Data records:
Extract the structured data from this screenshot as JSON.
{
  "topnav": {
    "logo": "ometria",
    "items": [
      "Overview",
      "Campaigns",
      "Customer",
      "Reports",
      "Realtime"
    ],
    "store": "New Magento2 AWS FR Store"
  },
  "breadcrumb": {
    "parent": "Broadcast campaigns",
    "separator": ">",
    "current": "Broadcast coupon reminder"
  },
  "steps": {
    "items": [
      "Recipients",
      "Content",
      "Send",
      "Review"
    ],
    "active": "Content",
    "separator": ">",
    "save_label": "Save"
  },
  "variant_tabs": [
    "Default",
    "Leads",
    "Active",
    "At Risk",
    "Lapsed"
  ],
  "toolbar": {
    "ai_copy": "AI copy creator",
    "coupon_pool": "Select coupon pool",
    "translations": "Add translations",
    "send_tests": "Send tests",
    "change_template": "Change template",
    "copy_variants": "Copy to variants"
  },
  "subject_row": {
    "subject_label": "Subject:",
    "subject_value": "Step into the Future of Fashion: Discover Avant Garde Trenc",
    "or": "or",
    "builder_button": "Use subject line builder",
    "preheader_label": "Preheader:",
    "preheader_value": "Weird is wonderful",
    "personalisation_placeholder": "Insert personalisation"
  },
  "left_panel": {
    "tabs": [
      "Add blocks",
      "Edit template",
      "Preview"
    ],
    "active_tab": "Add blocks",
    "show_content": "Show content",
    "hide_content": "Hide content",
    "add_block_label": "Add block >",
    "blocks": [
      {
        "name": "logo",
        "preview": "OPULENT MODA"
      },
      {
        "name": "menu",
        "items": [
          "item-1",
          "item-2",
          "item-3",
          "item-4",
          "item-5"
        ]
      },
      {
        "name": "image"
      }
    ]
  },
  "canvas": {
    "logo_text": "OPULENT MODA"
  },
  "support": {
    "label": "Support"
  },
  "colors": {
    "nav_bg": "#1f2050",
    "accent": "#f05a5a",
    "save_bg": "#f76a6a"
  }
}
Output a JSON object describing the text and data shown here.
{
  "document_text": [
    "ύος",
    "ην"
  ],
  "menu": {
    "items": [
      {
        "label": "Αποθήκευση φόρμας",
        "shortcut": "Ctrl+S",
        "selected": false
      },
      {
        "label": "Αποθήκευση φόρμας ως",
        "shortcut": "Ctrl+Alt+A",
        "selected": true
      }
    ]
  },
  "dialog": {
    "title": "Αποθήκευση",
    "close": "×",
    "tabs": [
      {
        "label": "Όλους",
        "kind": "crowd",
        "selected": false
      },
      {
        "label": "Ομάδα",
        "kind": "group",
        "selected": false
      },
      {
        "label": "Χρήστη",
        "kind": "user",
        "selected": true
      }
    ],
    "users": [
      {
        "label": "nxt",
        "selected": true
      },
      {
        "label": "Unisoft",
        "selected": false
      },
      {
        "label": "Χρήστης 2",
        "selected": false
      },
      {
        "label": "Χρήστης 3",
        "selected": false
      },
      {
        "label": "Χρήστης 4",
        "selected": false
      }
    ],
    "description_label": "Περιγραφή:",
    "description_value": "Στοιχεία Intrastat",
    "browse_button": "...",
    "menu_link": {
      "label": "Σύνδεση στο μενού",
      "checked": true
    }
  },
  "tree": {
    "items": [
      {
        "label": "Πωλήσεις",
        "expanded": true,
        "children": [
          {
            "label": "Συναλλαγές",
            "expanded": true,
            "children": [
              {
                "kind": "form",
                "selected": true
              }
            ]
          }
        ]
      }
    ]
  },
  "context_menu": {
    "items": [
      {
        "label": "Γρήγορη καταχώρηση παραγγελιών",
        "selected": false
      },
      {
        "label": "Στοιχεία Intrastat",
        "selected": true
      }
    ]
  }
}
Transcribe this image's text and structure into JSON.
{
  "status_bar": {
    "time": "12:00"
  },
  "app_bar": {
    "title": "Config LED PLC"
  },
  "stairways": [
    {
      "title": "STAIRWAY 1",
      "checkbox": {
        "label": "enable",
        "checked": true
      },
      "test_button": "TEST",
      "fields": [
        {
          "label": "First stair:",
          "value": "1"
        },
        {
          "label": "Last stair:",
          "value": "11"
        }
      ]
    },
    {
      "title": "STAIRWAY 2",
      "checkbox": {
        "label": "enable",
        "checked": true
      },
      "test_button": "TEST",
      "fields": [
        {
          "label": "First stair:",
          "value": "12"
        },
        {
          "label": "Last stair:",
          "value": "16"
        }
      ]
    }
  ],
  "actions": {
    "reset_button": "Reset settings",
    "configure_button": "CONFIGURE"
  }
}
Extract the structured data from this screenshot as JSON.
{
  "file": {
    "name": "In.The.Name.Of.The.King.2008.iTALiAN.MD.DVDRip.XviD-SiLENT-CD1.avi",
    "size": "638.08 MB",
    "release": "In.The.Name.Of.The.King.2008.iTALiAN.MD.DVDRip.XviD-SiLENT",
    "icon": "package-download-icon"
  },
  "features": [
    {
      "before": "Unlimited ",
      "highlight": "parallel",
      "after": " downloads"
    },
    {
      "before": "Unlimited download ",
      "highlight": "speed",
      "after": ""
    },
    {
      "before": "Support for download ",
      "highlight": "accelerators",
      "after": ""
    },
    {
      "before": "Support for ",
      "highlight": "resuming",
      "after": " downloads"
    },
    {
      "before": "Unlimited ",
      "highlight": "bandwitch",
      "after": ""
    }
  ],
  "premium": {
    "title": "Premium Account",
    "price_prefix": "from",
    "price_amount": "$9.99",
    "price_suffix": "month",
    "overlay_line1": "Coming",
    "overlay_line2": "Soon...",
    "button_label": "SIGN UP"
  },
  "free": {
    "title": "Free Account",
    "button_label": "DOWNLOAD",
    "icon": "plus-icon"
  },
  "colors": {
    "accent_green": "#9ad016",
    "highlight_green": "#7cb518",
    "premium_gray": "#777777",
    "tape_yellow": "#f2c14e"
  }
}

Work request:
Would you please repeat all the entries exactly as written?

Answer section:
Extract the structured data from this screenshot as JSON.
{
  "topnav": {
    "logo": "ometria",
    "items": [
      "Overview",
      "Campaigns",
      "Customer",
      "Reports",
      "Realtime"
    ],
    "store": "New Magento2 AWS FR Store"
  },
  "breadcrumb": {
    "parent": "Broadcast campaigns",
    "separator": ">",
    "current": "Broadcast coupon reminder"
  },
  "steps": {
    "items": [
      "Recipients",
      "Content",
      "Send",
      "Review"
    ],
    "active": "Content",
    "separator": ">",
    "save_label": "Save"
  },
  "variant_tabs": [
    "Default",
    "Leads",
    "Active",
    "At Risk",
    "Lapsed"
  ],
  "toolbar": {
    "ai_copy": "AI copy creator",
    "coupon_pool": "Select coupon pool",
    "translations": "Add translations",
    "send_tests": "Send tests",
    "change_template": "Change template",
    "copy_variants": "Copy to variants"
  },
  "subject_row": {
    "subject_label": "Subject:",
    "subject_value": "Step into the Future of Fashion: Discover Avant Garde Trenc",
    "or": "or",
    "builder_button": "Use subject line builder",
    "preheader_label": "Preheader:",
    "preheader_value": "Weird is wonderful",
    "personalisation_placeholder": "Insert personalisation"
  },
  "left_panel": {
    "tabs": [
      "Add blocks",
      "Edit template",
      "Preview"
    ],
    "active_tab": "Add blocks",
    "show_content": "Show content",
    "hide_content": "Hide content",
    "add_block_label": "Add block >",
    "blocks": [
      {
        "name": "logo",
        "preview": "OPULENT MODA"
      },
      {
        "name": "menu",
        "items": [
          "item-1",
          "item-2",
          "item-3",
          "item-4",
          "item-5"
        ]
      },
      {
        "name": "image"
      }
    ]
  },
  "canvas": {
    "logo_text": "OPULENT MODA"
  },
  "support": {
    "label": "Support"
  },
  "colors": {
    "nav_bg": "#1f2050",
    "accent": "#f05a5a",
    "save_bg": "#f76a6a"
  }
}
Output a JSON object describing the text and data shown here.
{
  "document_text": [
    "ύος",
    "ην"
  ],
  "menu": {
    "items": [
      {
        "label": "Αποθήκευση φόρμας",
        "shortcut": "Ctrl+S",
        "selected": false
      },
      {
        "label": "Αποθήκευση φόρμας ως",
        "shortcut": "Ctrl+Alt+A",
        "selected": true
      }
    ]
  },
  "dialog": {
    "title": "Αποθήκευση",
    "close": "×",
    "tabs": [
      {
        "label": "Όλους",
        "kind": "crowd",
        "selected": false
      },
      {
        "label": "Ομάδα",
        "kind": "group",
        "selected": false
      },
      {
        "label": "Χρήστη",
        "kind": "user",
        "selected": true
      }
    ],
    "users": [
      {
        "label": "nxt",
        "selected": true
      },
      {
        "label": "Unisoft",
        "selected": false
      },
      {
        "label": "Χρήστης 2",
        "selected": false
      },
      {
        "label": "Χρήστης 3",
        "selected": false
      },
      {
        "label": "Χρήστης 4",
        "selected": false
      }
    ],
    "description_label": "Περιγραφή:",
    "description_value": "Στοιχεία Intrastat",
    "browse_button": "...",
    "menu_link": {
      "label": "Σύνδεση στο μενού",
      "checked": true
    }
  },
  "tree": {
    "items": [
      {
        "label": "Πωλήσεις",
        "expanded": true,
        "children": [
          {
            "label": "Συναλλαγές",
            "expanded": true,
            "children": [
              {
                "kind": "form",
                "selected": true
              }
            ]
          }
        ]
      }
    ]
  },
  "context_menu": {
    "items": [
      {
        "label": "Γρήγορη καταχώρηση παραγγελιών",
        "selected": false
      },
      {
        "label": "Στοιχεία Intrastat",
        "selected": true
      }
    ]
  }
}
Transcribe this image's text and structure into JSON.
{
  "status_bar": {
    "time": "12:00"
  },
  "app_bar": {
    "title": "Config LED PLC"
  },
  "stairways": [
    {
      "title": "STAIRWAY 1",
      "checkbox": {
        "label": "enable",
        "checked": true
      },
      "test_button": "TEST",
      "fields": [
        {
          "label": "First stair:",
          "value": "1"
        },
        {
          "label": "Last stair:",
          "value": "11"
        }
      ]
    },
    {
      "title": "STAIRWAY 2",
      "checkbox": {
        "label": "enable",
        "checked": true
      },
      "test_button": "TEST",
      "fields": [
        {
          "label": "First stair:",
          "value": "12"
        },
        {
          "label": "Last stair:",
          "value": "16"
        }
      ]
    }
  ],
  "actions": {
    "reset_button": "Reset settings",
    "configure_button": "CONFIGURE"
  }
}
Extract the structured data from this screenshot as JSON.
{
  "file": {
    "name": "In.The.Name.Of.The.King.2008.iTALiAN.MD.DVDRip.XviD-SiLENT-CD1.avi",
    "size": "638.08 MB",
    "release": "In.The.Name.Of.The.King.2008.iTALiAN.MD.DVDRip.XviD-SiLENT",
    "icon": "package-download-icon"
  },
  "features": [
    {
      "before": "Unlimited ",
      "highlight": "parallel",
      "after": " downloads"
    },
    {
      "before": "Unlimited download ",
      "highlight": "speed",
      "after": ""
    },
    {
      "before": "Support for download ",
      "highlight": "accelerators",
      "after": ""
    },
    {
      "before": "Support for ",
      "highlight": "resuming",
      "after": " downloads"
    },
    {
      "before": "Unlimited ",
      "highlight": "bandwitch",
      "after": ""
    }
  ],
  "premium": {
    "title": "Premium Account",
    "price_prefix": "from",
    "price_amount": "$9.99",
    "price_suffix": "month",
    "overlay_line1": "Coming",
    "overlay_line2": "Soon...",
    "button_label": "SIGN UP"
  },
  "free": {
    "title": "Free Account",
    "button_label": "DOWNLOAD",
    "icon": "plus-icon"
  },
  "colors": {
    "accent_green": "#9ad016",
    "highlight_green": "#7cb518",
    "premium_gray": "#777777",
    "tape_yellow": "#f2c14e"
  }
}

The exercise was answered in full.